In ancient times, Chinese scholars tended to study at private schools or be home schooled, where they would write calligraphy or work on paintings. In the winter, their hands and feet would go numb from the bitter cold. When officials or noblemen went to their offices or visited friends, it was simply too cold for them to warm themselves by the fire in their carriages or sedan chairs.
This led to a new creation — a warmer that could be carried by hand without scalding. The hand warmer later became widely used for study, among the common people, and even in the royal palace.
The hand warmer is thought to have originated during the Spring and Autumn Period (770-476 B.C.) in the State of Chu. The environment there was very humid, so the people would burn vanilla in a stove with small holes to dry the air. The fragrance from the burner would keep mosquitoes and flies away. Later, the ancient craftsmen got inspiration from such burners and designed the easily carried hand warmers.
The production of hand warmers reached its peak during the Ming and Qinq dynasties (A.D. 1368-1912). In the early days, copper was generally used in the production process. It was more suitable than silver, iron, and porcelain because its thermal conductivity was better, and the copper made peoples’ hands feel warmer. It also allowed the craftsman more room for artistry, while minimizing the risk of breakage or corrosion.
The Qing Palace hand warmer was specifically designed for the imperial court. It was the best of its kind, and could only be used by the royal family. The majority of the hand warmers were gold-gilt or cloisonné enameled. The cloisonné technique utilized fine and delicate copper threads welded to the outlines of the designs on the metal embryo. They were then lacquered and enameled with various colors. Finally, they would be fired, polished, and gilded.
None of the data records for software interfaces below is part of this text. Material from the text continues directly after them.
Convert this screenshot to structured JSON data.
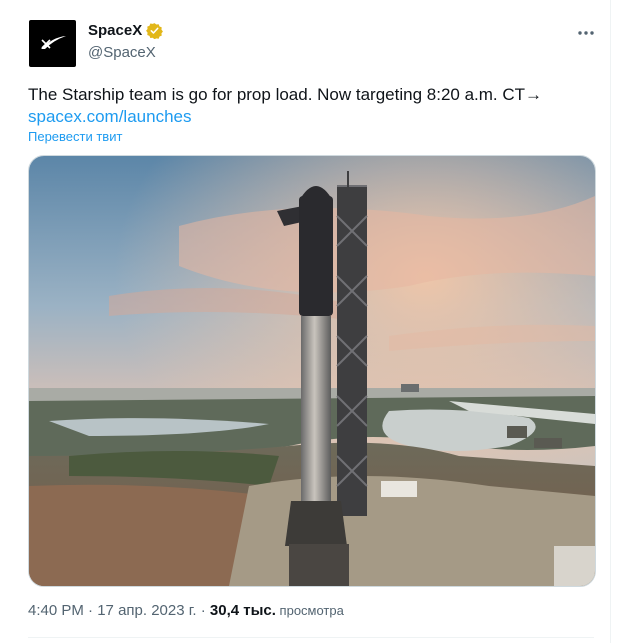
{
  "author": {
    "name": "SpaceX",
    "handle": "@SpaceX",
    "verified": true,
    "avatar_icon": "spacex-logo-icon",
    "badge_color": "#e2b719"
  },
  "more_icon": "more-dots-icon",
  "tweet": {
    "text": "The Starship team is go for prop load. Now targeting 8:20 a.m. CT→",
    "link": "spacex.com/launches",
    "translate": "Перевести твит"
  },
  "media": {
    "icon": "starship-launch-photo"
  },
  "meta": {
    "time": "4:40 PM",
    "sep1": " · ",
    "date": "17 апр. 2023 г.",
    "sep2": " · ",
    "views": "30,4 тыс.",
    "views_label": " просмотра"
  },
  "colors": {
    "link": "#1d9bf0",
    "secondary_text": "#536471",
    "primary_text": "#0f1419"
  }
}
The designs would usually be animals or symbols with auspicious connotations, such as cranes, deer, double bats, flowers, or the Chinese character for longevity.
With changing times, the copper hand warmers ceased to be used in everyday life, and were eventually forgotten by the people. However, they made a comeback in the early 1990s, when they emerged in books and magazines, or at auctions. Their exotic appearance and magnificent craftsmanship caught the eyes of many.
The highest auction price for a hand warmer was for a partially gilded work from the late Ming Dynasty. While its initial estimated price range was HK$800,000 to HK$1 million, it ended up selling for a startling HK$3.032 million.
While other genuine hand warmers have sold in the tens or hundreds of thousands of dollars, many counterfeits have also emerged as their popularity has increased.
A collector might like to look at the bottom of the hand warmer. If they see copper, its very likely it was made in the late Qing Dynasty, or early Republic of China periods. If it is made of red copper with plain designs, it might be from the Ming Dynasty. If the design if frivolous and glossy, it is most likely work from the Qing Dynasty.
The color of the rust can also be a clue. Boiling soda water can be used to brush the rust — and artificial rust will immediately fall away.
Hand warmers are supposed to be handmade, while counterfeits are usually cast. A look at the welding line between the bottom and the body of the hand warmer can distinguish the genuine from the fake.